  • Statewide Licenses: For businesses involved in selling goods or services, a state-issued seller’s permit is often mandatory. Additionally, professionals in certain fields — such as law, medicine, and skilled trades like electricians — may be required to obtain specialized state-issued licenses
  • Federal Licenses: If your business falls under federally-regulated sectors (e.g., alcohol distribution, firearms sales, commercial fishing, agriculture, etc.), you may need to comply with additional regulations in order to operate legally. These specialized fields often mandate obtaining licenses from federal agencies such as the Alcohol and Tobacco Tax and Trade Bureau or the Bureau of Alcohol, Tobacco, Firearms, and Explosives

Note: The SBA’s Business License and Permit Tool can be a handy resource to identify what you’ll need based on your business and location.

Step 4: Renewal of Licenses and Permits

Renewing licenses and permits involves varying procedures, depending on the nature, tier, and geographic scope of your license or permit. Most expire after a designated period, such as annually or biennially.

It’s essential to keep a tab on expiration dates and renewal windows. While government agencies usually send reminders, the onus will be on you to renew in a timely manner.

Renewal may have requirements and fees that differ from the initial application. Consult the issuing authority or their online resources for specific information.

Due to the intricate nature of applying for and renewing licenses, a growing number of businesses opt to employ third-party services to manage the process from start to finish.

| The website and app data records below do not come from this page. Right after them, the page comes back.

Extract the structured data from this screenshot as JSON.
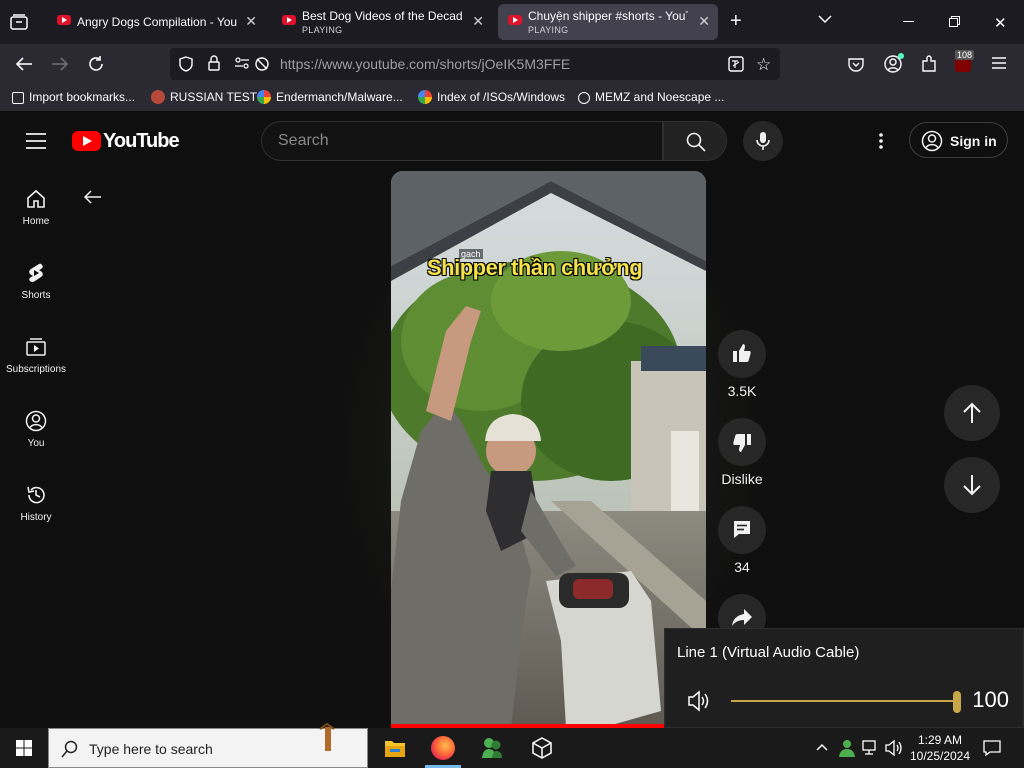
{
  "browser": {
    "tabs": [
      {
        "title": "Angry Dogs Compilation - YouTube",
        "status": "",
        "active": false
      },
      {
        "title": "Best Dog Videos of the Decade",
        "status": "PLAYING",
        "active": false
      },
      {
        "title": "Chuyện shipper #shorts - YouTube",
        "status": "PLAYING",
        "active": true
      }
    ],
    "url": "https://www.youtube.com/shorts/jOeIK5M3FFE",
    "notification_badge": "108",
    "bookmarks": [
      {
        "label": "Import bookmarks...",
        "icon": "import-icon"
      },
      {
        "label": "RUSSIAN TEST",
        "icon": "russian-test-favicon"
      },
      {
        "label": "Endermanch/Malware...",
        "icon": "google-favicon"
      },
      {
        "label": "Index of /ISOs/Windows",
        "icon": "google-favicon"
      },
      {
        "label": "MEMZ and Noescape ...",
        "icon": "globe-icon"
      }
    ]
  },
  "youtube": {
    "logo_text": "YouTube",
    "search_placeholder": "Search",
    "signin_label": "Sign in",
    "sidebar": [
      {
        "label": "Home",
        "icon": "home-icon"
      },
      {
        "label": "Shorts",
        "icon": "shorts-icon"
      },
      {
        "label": "Subscriptions",
        "icon": "subscriptions-icon"
      },
      {
        "label": "You",
        "icon": "you-icon"
      },
      {
        "label": "History",
        "icon": "history-icon"
      }
    ],
    "video": {
      "caption": "Shipper thần chưởng",
      "small_caption": "gạch"
    },
    "actions": {
      "likes": "3.5K",
      "dislike_label": "Dislike",
      "comments": "34"
    }
  },
  "volume_flyout": {
    "device": "Line 1 (Virtual Audio Cable)",
    "level": 100,
    "accent": "#c8a64a"
  },
  "taskbar": {
    "search_placeholder": "Type here to search",
    "time": "1:29 AM",
    "date": "10/25/2024"
  }
}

For more detailed insights, check out our comprehensive guide on How to Get a Business License.

Does a Sole Proprietor Need a Business License FAQ

What do you need to operate as a sole proprietor?

To operate as a sole proprietor, you primarily need a clear business plan, some initial capital, and a good understanding of your tax obligations. Depending on your state and the nature of your business, you might also need a business license or specific permits.

Do I need to register a sole proprietorship to operate?

While registering a sole proprietorship is generally not mandatory, it’s advisable to file a DBA (Doing Business As) name if you plan to operate under a name different from your own. Having said that, you may be required to satisfy certain local, state, and even federal requirements in order to operate. For more information, have a look at our Does a Sole Proprietor Need a Business License article.

Do I need a business license as a sole proprietor?

Yes, most sole proprietors are required to obtain a business license in order to operate legally. This necessity is often dictated by factors such as your location and business type. Failing to secure the appropriate license can result in penalties, making it crucial to verify the specific requirements in your jurisdiction. Interested in finding out more? Check out our How to Get a Business License article.

How do I get a business license?

Getting a business license usually involves registering your business name, obtaining an Employer Identification Number (EIN), and then applying for the applicable license(s) at your local or state government office. The process and fees may vary by location and business type.

For all related articles, have a look at our How to Get a Business License page.